How many toxic chemicals are in children’s toys?

How many toxic chemicals are in children’s toys?

by Pamela Ng 18 Feb 2020

Which child doesn’t like toys? Aside from being loads of fun to play with, they also allow the adults to have some time for themselves, which may also act as an incentive for buying them in the first place. But toys are not without their flaws, especially when they have the potential to cause harm. Unregulated, toys can contain materials and poisonous compounds that can harm the well-being of children. Here are some of the common toxic chemicals found in children’s toys and their harmful effects:


1.           Fire retardants


Polybrominated diphenyl ethers (PBDEs) are a type of fire retardant that is especially harmful because they disrupt hormonal balance in the body which can lead to abnormal reproductive systems. Furthermore, PBDEs can also affect cognitive and physiological functions such as memory, learning and hearing.


2.           Lead


In 2006, a 4-year-old in USA died after accidentally swallowing a toy locket. The cause of death wasn’t the toy jewellery itself, but the lead that came off the toy. Besides death, lead poisoning can damage the nervous system, delay growth and development, and also harm the kidney.


3.           Bisphenol A (BPA) and Phthalates


BPA and phthalates are compounds that can cause cancer. Furthermore, these xenoestrogens mimic natural hormones, which can cause growth and developmental abnormalities. BPA stimulates early puberty in girls, while phthalates are related to low testosterone levels and various reproductive problems for boys.


These chemicals do not only affect the general well-being of those who are exposed, but they also cause growth and developmental problems. These are especially detrimental to the young ones because they are still growing up, and the toxicity of toys can have an adverse effect during such a crucial period of development.

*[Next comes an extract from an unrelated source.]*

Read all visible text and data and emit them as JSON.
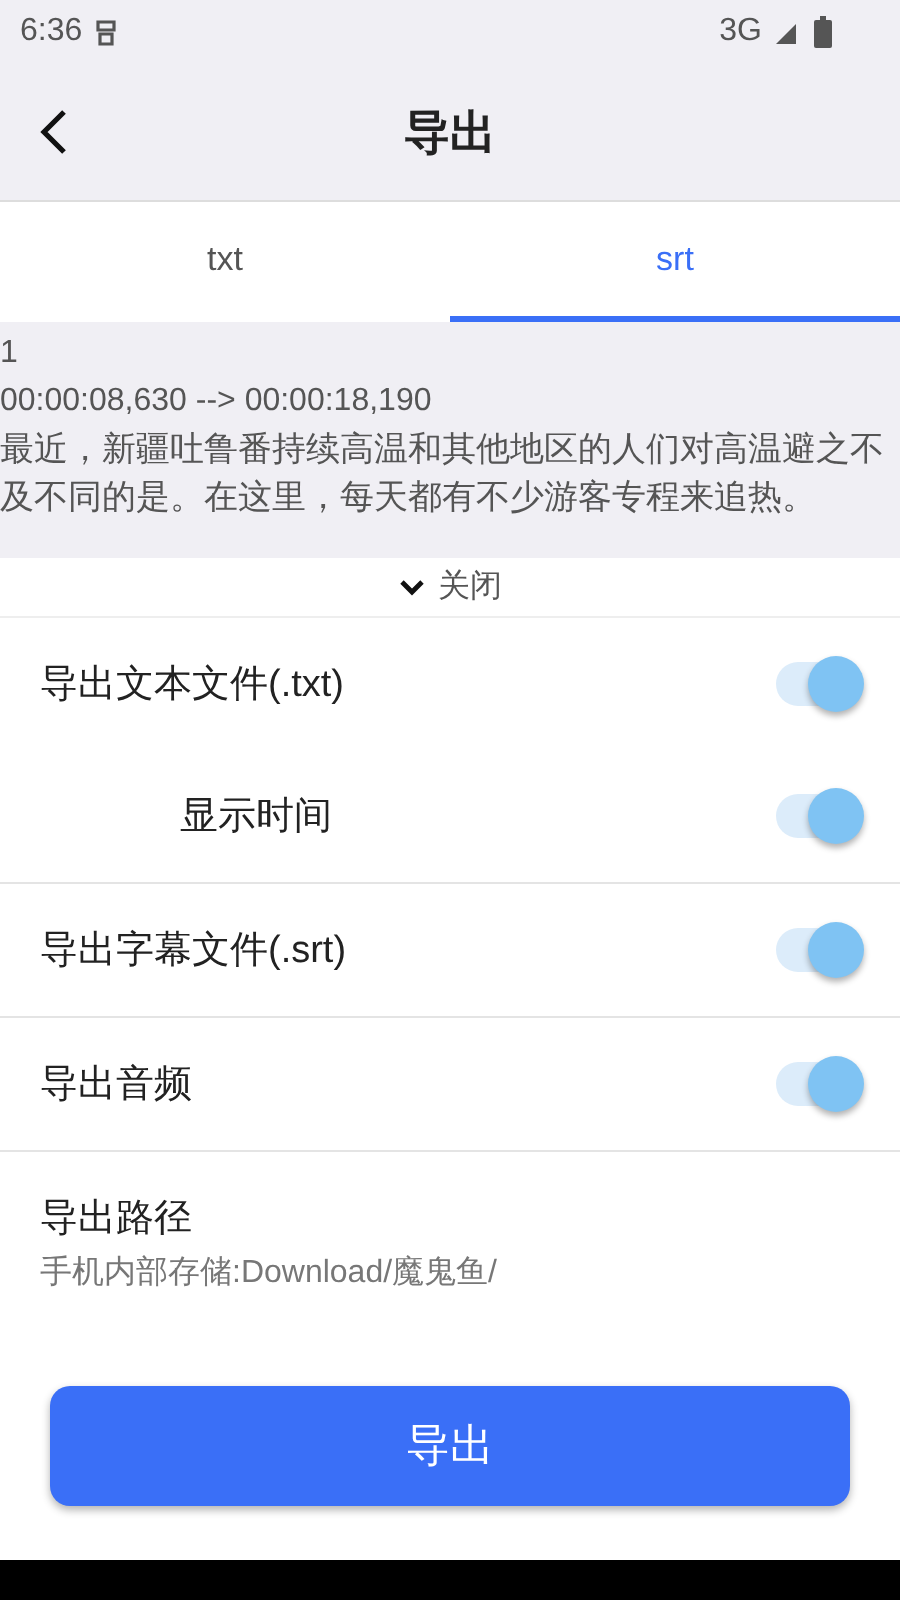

Even with regulations on the chemicals used by toys, some toys continue to show high levels of toxicity due to negligence or policy loopholes. In order to ensure that your child remains safe during playtime, it’s important to examine the packaging of the toy before making your purchase. Toys which pass safety standards should display the corresponding agency’s logo; EU and Canada are said to have the strictest of standards. If you want to be absolutely sure however, consider going plastic-free when it comes to toys and opt for wood, cloth or metal-based ones instead. The less young children are exposed to these toxic chemicals, the better.